A new report published by the European Heart Network entitled'Diet, Physical Activity and Cardiovascular Disease Prevention in Europe gives a strong indication that the current dietary consumption and very low levels of physical activity cannot continue, as this is causing an increase in coronary heart disease and stroke across Europe.
On average Irish adults consume 37 per cent of their calories from fat. The goal is to decrease this to 25 per cent in the long term. Irish people are also consuming too much salt. The maximum recommended daily intake is 6g, while Irish people are consuming on average 9.3g of salt per day. Fruit and vegetables consumption is also shockingly low at an average of only 192g a day, while the recommended amount is 600g. Physical activity is also at a low with only one in three adults getting enough exercise. Adults need at least 30 minutes of moderate intensity activity five days a week.
Michael O'Shea, chief executive of the Irish Heart Foundation, believes that a tax on sugar-sweetened drinks should be introduced. The national charity believes so strongly in this that it has included it in its pre-budget submission. Mr O’Shea also thinks restricting advertising on foods high in fat, sugar, and salt between the hours of 6am and 9pm would help to stop Irish children eating too much junk foods.

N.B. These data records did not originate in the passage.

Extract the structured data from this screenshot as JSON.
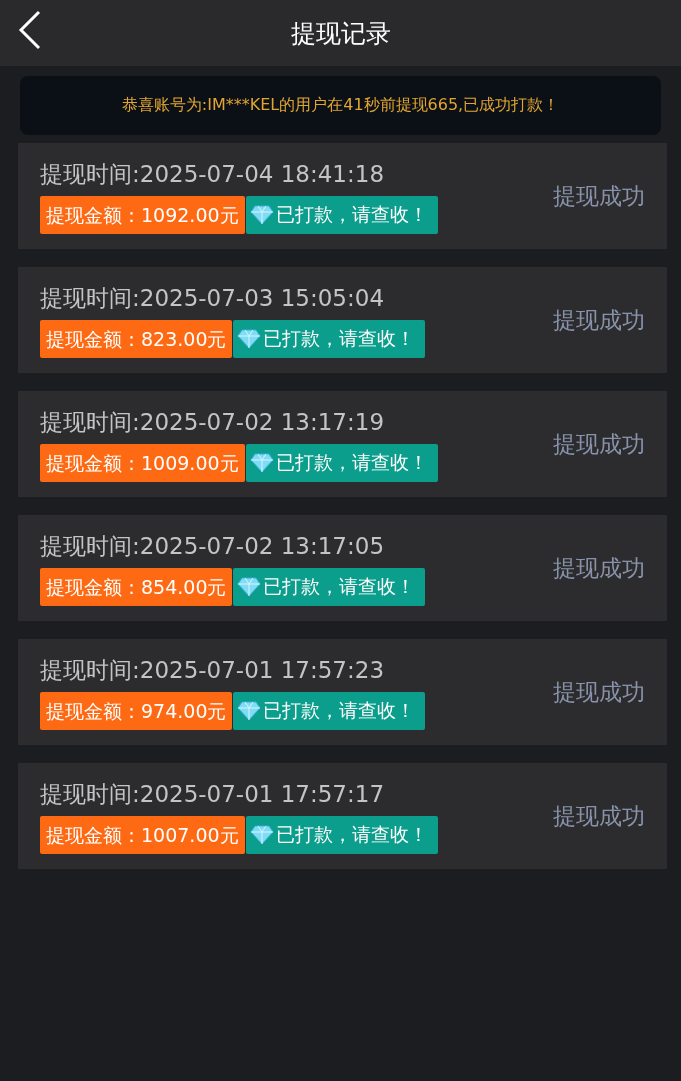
{
  "header": {
    "title": "提现记录"
  },
  "notice": {
    "text": "恭喜账号为:IM***KEL的用户在41秒前提现665,已成功打款！"
  },
  "records": [
    {
      "time": "提现时间:2025-07-04 18:41:18",
      "amount": "提现金额：1092.00元",
      "paid": "已打款，请查收！",
      "status": "提现成功"
    },
    {
      "time": "提现时间:2025-07-03 15:05:04",
      "amount": "提现金额：823.00元",
      "paid": "已打款，请查收！",
      "status": "提现成功"
    },
    {
      "time": "提现时间:2025-07-02 13:17:19",
      "amount": "提现金额：1009.00元",
      "paid": "已打款，请查收！",
      "status": "提现成功"
    },
    {
      "time": "提现时间:2025-07-02 13:17:05",
      "amount": "提现金额：854.00元",
      "paid": "已打款，请查收！",
      "status": "提现成功"
    },
    {
      "time": "提现时间:2025-07-01 17:57:23",
      "amount": "提现金额：974.00元",
      "paid": "已打款，请查收！",
      "status": "提现成功"
    },
    {
      "time": "提现时间:2025-07-01 17:57:17",
      "amount": "提现金额：1007.00元",
      "paid": "已打款，请查收！",
      "status": "提现成功"
    }
  ]
}
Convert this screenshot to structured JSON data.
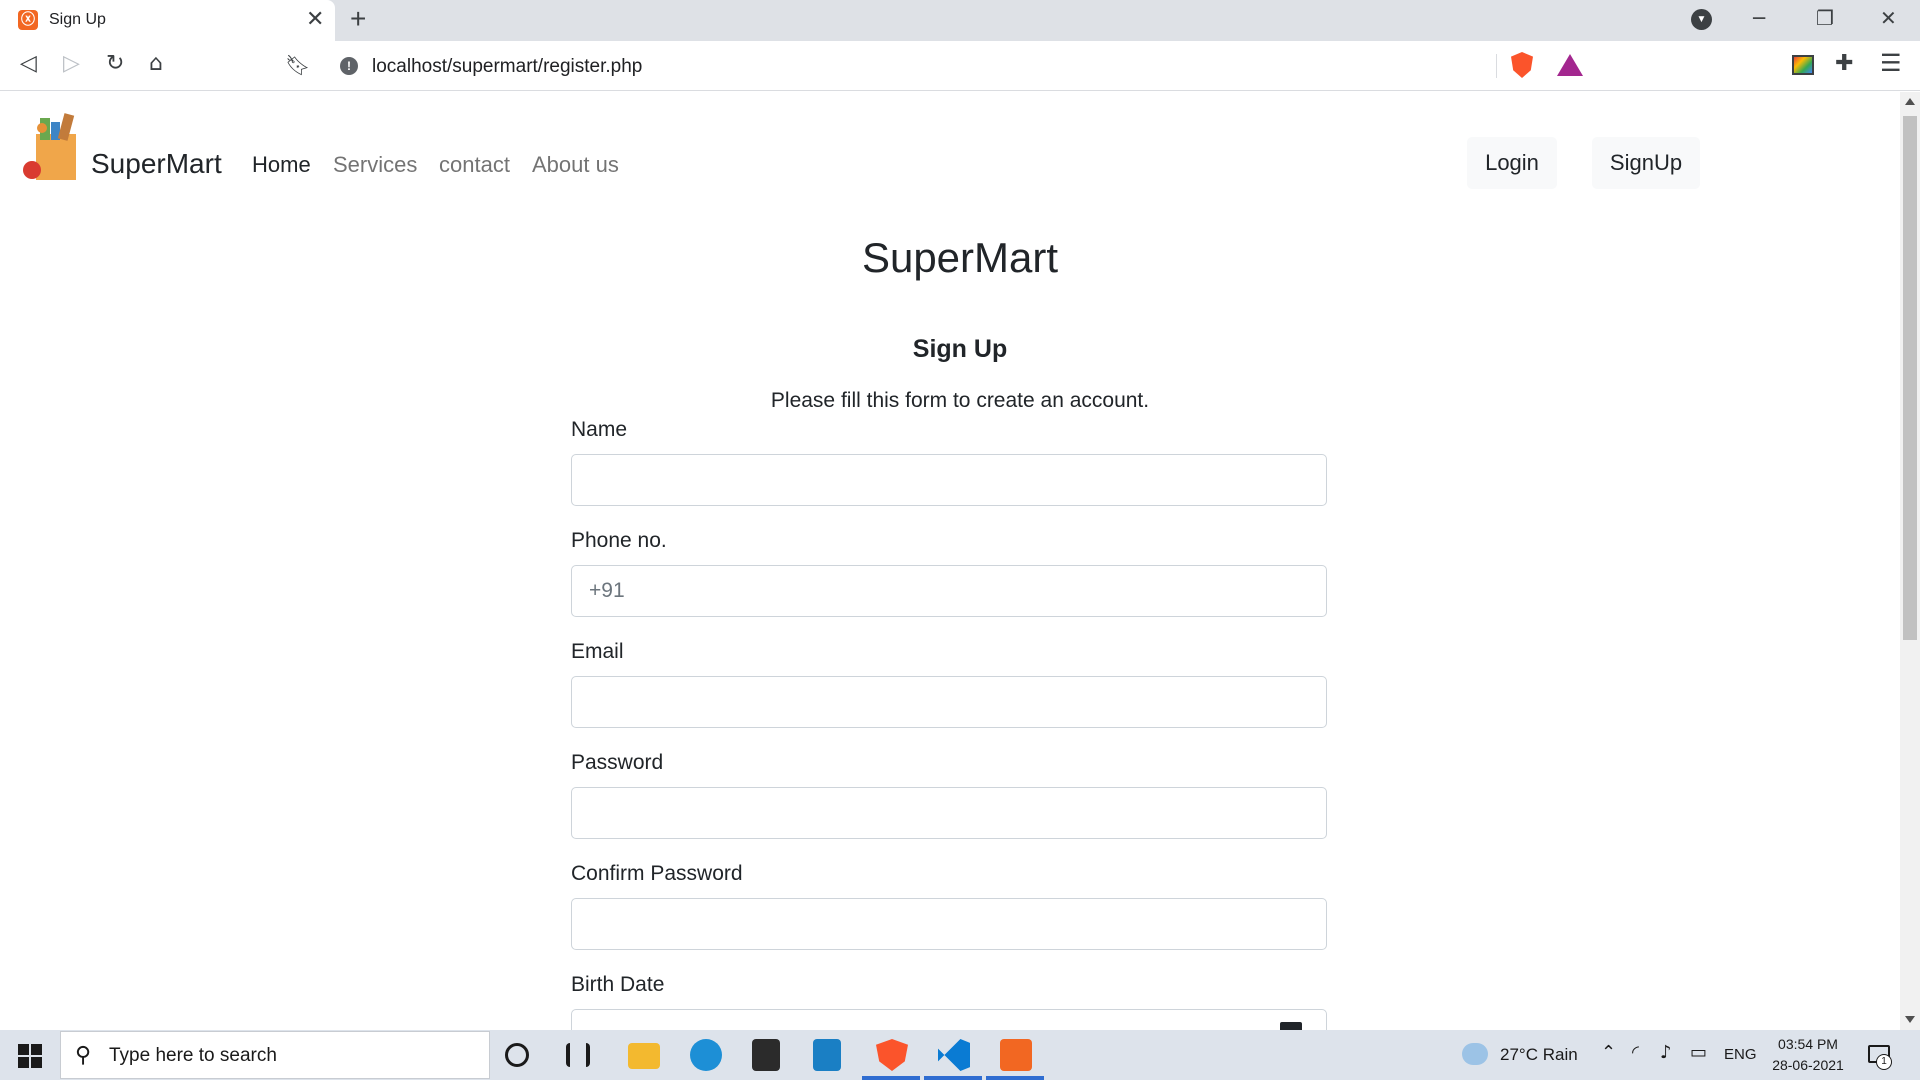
{
  "browser": {
    "tab_title": "Sign Up",
    "tab_close_glyph": "✕",
    "new_tab_glyph": "+",
    "url": "localhost/supermart/register.php",
    "icons": {
      "back": "back-icon",
      "forward": "forward-icon",
      "reload": "reload-icon",
      "home": "home-icon",
      "bookmark": "bookmark-icon",
      "info": "info-icon",
      "brave_shield": "brave-shield-icon",
      "brave_rewards": "brave-rewards-icon",
      "extensions": "puzzle-icon",
      "menu": "menu-icon"
    },
    "colors": {
      "tabbar": "#dee1e6",
      "brave_orange": "#fb542b",
      "rewards_purple": "#a3278f"
    }
  },
  "navbar": {
    "brand": "SuperMart",
    "links": [
      "Home",
      "Services",
      "contact",
      "About us"
    ],
    "login_label": "Login",
    "signup_label": "SignUp"
  },
  "main": {
    "site_title": "SuperMart",
    "form_title": "Sign Up",
    "form_subtitle": "Please fill this form to create an account.",
    "fields": [
      {
        "label": "Name",
        "value": "",
        "placeholder": ""
      },
      {
        "label": "Phone no.",
        "value": "",
        "placeholder": "+91"
      },
      {
        "label": "Email",
        "value": "",
        "placeholder": ""
      },
      {
        "label": "Password",
        "value": "",
        "placeholder": ""
      },
      {
        "label": "Confirm Password",
        "value": "",
        "placeholder": ""
      },
      {
        "label": "Birth Date",
        "value": "",
        "placeholder": ""
      }
    ]
  },
  "taskbar": {
    "search_placeholder": "Type here to search",
    "weather": "27°C  Rain",
    "language": "ENG",
    "time": "03:54 PM",
    "date": "28-06-2021",
    "notification_count": "1",
    "apps": [
      "cortana-icon",
      "task-view-icon",
      "file-explorer-icon",
      "edge-icon",
      "store-icon",
      "app-icon",
      "brave-icon",
      "vscode-icon",
      "xampp-icon"
    ]
  }
}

More than half the European population is either overweight or obese. The scenario in Ireland is worse, with 61 per cent of adults either overweight or obese. It is obvious that Irish people need to change their attitudes to their diets, especially adults, because children will only follow their same habits. Do Irish people really care though? Is their health the least of their worries? Irish people need to realise that this is a very serious issue that is not being given the attention it needs.